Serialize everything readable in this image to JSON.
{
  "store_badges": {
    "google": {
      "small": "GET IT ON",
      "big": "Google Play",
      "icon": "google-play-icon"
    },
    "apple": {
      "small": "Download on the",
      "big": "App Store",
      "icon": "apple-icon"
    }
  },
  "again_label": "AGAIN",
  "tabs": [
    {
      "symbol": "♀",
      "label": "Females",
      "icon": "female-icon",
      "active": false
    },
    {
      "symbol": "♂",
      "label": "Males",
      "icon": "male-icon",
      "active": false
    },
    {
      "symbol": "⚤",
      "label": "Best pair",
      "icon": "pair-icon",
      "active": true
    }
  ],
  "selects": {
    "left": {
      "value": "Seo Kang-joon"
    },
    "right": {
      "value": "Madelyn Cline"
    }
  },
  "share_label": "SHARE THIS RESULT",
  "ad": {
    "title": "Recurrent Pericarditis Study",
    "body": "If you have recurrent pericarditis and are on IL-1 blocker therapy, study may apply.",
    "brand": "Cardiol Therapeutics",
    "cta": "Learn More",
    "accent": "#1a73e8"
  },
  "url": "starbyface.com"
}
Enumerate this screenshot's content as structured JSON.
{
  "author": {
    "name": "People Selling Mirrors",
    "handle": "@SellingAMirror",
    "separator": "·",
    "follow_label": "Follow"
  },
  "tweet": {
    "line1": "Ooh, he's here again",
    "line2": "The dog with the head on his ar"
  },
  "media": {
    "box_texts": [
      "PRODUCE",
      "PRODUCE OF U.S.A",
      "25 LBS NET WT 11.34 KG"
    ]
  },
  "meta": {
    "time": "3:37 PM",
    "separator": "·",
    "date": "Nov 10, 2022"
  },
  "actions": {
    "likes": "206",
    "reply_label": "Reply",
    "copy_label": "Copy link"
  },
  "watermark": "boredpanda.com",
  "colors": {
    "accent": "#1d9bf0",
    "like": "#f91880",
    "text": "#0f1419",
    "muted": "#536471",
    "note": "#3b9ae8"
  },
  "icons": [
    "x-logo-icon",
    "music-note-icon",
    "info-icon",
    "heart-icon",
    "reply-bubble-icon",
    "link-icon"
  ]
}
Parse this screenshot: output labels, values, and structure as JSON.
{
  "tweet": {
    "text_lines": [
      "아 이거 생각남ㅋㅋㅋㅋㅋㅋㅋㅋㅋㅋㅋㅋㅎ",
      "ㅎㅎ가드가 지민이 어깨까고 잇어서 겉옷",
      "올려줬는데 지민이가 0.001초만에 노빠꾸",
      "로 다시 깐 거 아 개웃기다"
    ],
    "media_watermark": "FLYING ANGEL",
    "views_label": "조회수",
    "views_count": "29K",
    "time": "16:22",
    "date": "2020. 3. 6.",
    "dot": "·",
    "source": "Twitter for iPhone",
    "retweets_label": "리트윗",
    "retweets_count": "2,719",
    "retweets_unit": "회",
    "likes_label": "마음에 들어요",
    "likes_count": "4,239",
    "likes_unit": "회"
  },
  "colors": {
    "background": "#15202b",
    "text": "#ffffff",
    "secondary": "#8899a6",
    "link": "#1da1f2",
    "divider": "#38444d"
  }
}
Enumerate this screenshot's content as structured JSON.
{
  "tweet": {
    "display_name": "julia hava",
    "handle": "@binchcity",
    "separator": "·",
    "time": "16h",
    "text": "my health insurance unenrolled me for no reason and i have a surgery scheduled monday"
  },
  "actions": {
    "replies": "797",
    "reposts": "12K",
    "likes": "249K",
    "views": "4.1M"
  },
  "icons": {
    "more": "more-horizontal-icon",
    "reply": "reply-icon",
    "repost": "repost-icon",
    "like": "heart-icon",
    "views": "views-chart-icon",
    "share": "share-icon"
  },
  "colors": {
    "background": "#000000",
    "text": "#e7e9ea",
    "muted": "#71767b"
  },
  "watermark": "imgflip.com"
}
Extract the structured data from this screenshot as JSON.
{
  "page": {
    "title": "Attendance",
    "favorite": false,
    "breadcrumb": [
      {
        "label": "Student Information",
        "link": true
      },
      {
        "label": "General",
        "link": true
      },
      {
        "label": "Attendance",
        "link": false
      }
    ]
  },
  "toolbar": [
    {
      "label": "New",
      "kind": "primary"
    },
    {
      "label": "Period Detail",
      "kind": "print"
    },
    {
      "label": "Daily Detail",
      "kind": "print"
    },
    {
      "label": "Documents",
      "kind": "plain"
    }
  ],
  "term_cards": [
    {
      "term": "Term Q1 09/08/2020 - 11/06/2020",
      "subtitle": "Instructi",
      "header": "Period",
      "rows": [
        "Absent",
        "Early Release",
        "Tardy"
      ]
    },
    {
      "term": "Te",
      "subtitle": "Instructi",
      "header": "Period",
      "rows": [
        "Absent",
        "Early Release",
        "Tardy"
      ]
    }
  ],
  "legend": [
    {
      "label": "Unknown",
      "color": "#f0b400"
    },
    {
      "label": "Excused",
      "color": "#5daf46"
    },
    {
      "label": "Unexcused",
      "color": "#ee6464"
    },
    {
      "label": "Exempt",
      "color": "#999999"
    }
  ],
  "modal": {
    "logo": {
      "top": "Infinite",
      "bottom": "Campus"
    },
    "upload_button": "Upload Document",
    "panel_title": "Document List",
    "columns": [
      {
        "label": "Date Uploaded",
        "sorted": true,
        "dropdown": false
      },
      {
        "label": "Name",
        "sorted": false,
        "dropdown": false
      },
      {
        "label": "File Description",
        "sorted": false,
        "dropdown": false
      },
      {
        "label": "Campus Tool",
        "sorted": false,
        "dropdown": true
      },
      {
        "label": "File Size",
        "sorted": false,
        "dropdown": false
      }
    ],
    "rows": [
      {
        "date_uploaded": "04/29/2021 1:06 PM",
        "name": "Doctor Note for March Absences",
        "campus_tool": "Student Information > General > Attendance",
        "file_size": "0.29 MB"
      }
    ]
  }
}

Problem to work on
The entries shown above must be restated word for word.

Task answer
Serialize everything readable in this image to JSON.
{
  "store_badges": {
    "google": {
      "small": "GET IT ON",
      "big": "Google Play",
      "icon": "google-play-icon"
    },
    "apple": {
      "small": "Download on the",
      "big": "App Store",
      "icon": "apple-icon"
    }
  },
  "again_label": "AGAIN",
  "tabs": [
    {
      "symbol": "♀",
      "label": "Females",
      "icon": "female-icon",
      "active": false
    },
    {
      "symbol": "♂",
      "label": "Males",
      "icon": "male-icon",
      "active": false
    },
    {
      "symbol": "⚤",
      "label": "Best pair",
      "icon": "pair-icon",
      "active": true
    }
  ],
  "selects": {
    "left": {
      "value": "Seo Kang-joon"
    },
    "right": {
      "value": "Madelyn Cline"
    }
  },
  "share_label": "SHARE THIS RESULT",
  "ad": {
    "title": "Recurrent Pericarditis Study",
    "body": "If you have recurrent pericarditis and are on IL-1 blocker therapy, study may apply.",
    "brand": "Cardiol Therapeutics",
    "cta": "Learn More",
    "accent": "#1a73e8"
  },
  "url": "starbyface.com"
}
Enumerate this screenshot's content as structured JSON.
{
  "author": {
    "name": "People Selling Mirrors",
    "handle": "@SellingAMirror",
    "separator": "·",
    "follow_label": "Follow"
  },
  "tweet": {
    "line1": "Ooh, he's here again",
    "line2": "The dog with the head on his ar"
  },
  "media": {
    "box_texts": [
      "PRODUCE",
      "PRODUCE OF U.S.A",
      "25 LBS NET WT 11.34 KG"
    ]
  },
  "meta": {
    "time": "3:37 PM",
    "separator": "·",
    "date": "Nov 10, 2022"
  },
  "actions": {
    "likes": "206",
    "reply_label": "Reply",
    "copy_label": "Copy link"
  },
  "watermark": "boredpanda.com",
  "colors": {
    "accent": "#1d9bf0",
    "like": "#f91880",
    "text": "#0f1419",
    "muted": "#536471",
    "note": "#3b9ae8"
  },
  "icons": [
    "x-logo-icon",
    "music-note-icon",
    "info-icon",
    "heart-icon",
    "reply-bubble-icon",
    "link-icon"
  ]
}
Parse this screenshot: output labels, values, and structure as JSON.
{
  "tweet": {
    "text_lines": [
      "아 이거 생각남ㅋㅋㅋㅋㅋㅋㅋㅋㅋㅋㅋㅋㅎ",
      "ㅎㅎ가드가 지민이 어깨까고 잇어서 겉옷",
      "올려줬는데 지민이가 0.001초만에 노빠꾸",
      "로 다시 깐 거 아 개웃기다"
    ],
    "media_watermark": "FLYING ANGEL",
    "views_label": "조회수",
    "views_count": "29K",
    "time": "16:22",
    "date": "2020. 3. 6.",
    "dot": "·",
    "source": "Twitter for iPhone",
    "retweets_label": "리트윗",
    "retweets_count": "2,719",
    "retweets_unit": "회",
    "likes_label": "마음에 들어요",
    "likes_count": "4,239",
    "likes_unit": "회"
  },
  "colors": {
    "background": "#15202b",
    "text": "#ffffff",
    "secondary": "#8899a6",
    "link": "#1da1f2",
    "divider": "#38444d"
  }
}
Enumerate this screenshot's content as structured JSON.
{
  "tweet": {
    "display_name": "julia hava",
    "handle": "@binchcity",
    "separator": "·",
    "time": "16h",
    "text": "my health insurance unenrolled me for no reason and i have a surgery scheduled monday"
  },
  "actions": {
    "replies": "797",
    "reposts": "12K",
    "likes": "249K",
    "views": "4.1M"
  },
  "icons": {
    "more": "more-horizontal-icon",
    "reply": "reply-icon",
    "repost": "repost-icon",
    "like": "heart-icon",
    "views": "views-chart-icon",
    "share": "share-icon"
  },
  "colors": {
    "background": "#000000",
    "text": "#e7e9ea",
    "muted": "#71767b"
  },
  "watermark": "imgflip.com"
}
Extract the structured data from this screenshot as JSON.
{
  "page": {
    "title": "Attendance",
    "favorite": false,
    "breadcrumb": [
      {
        "label": "Student Information",
        "link": true
      },
      {
        "label": "General",
        "link": true
      },
      {
        "label": "Attendance",
        "link": false
      }
    ]
  },
  "toolbar": [
    {
      "label": "New",
      "kind": "primary"
    },
    {
      "label": "Period Detail",
      "kind": "print"
    },
    {
      "label": "Daily Detail",
      "kind": "print"
    },
    {
      "label": "Documents",
      "kind": "plain"
    }
  ],
  "term_cards": [
    {
      "term": "Term Q1 09/08/2020 - 11/06/2020",
      "subtitle": "Instructi",
      "header": "Period",
      "rows": [
        "Absent",
        "Early Release",
        "Tardy"
      ]
    },
    {
      "term": "Te",
      "subtitle": "Instructi",
      "header": "Period",
      "rows": [
        "Absent",
        "Early Release",
        "Tardy"
      ]
    }
  ],
  "legend": [
    {
      "label": "Unknown",
      "color": "#f0b400"
    },
    {
      "label": "Excused",
      "color": "#5daf46"
    },
    {
      "label": "Unexcused",
      "color": "#ee6464"
    },
    {
      "label": "Exempt",
      "color": "#999999"
    }
  ],
  "modal": {
    "logo": {
      "top": "Infinite",
      "bottom": "Campus"
    },
    "upload_button": "Upload Document",
    "panel_title": "Document List",
    "columns": [
      {
        "label": "Date Uploaded",
        "sorted": true,
        "dropdown": false
      },
      {
        "label": "Name",
        "sorted": false,
        "dropdown": false
      },
      {
        "label": "File Description",
        "sorted": false,
        "dropdown": false
      },
      {
        "label": "Campus Tool",
        "sorted": false,
        "dropdown": true
      },
      {
        "label": "File Size",
        "sorted": false,
        "dropdown": false
      }
    ],
    "rows": [
      {
        "date_uploaded": "04/29/2021 1:06 PM",
        "name": "Doctor Note for March Absences",
        "campus_tool": "Student Information > General > Attendance",
        "file_size": "0.29 MB"
      }
    ]
  }
}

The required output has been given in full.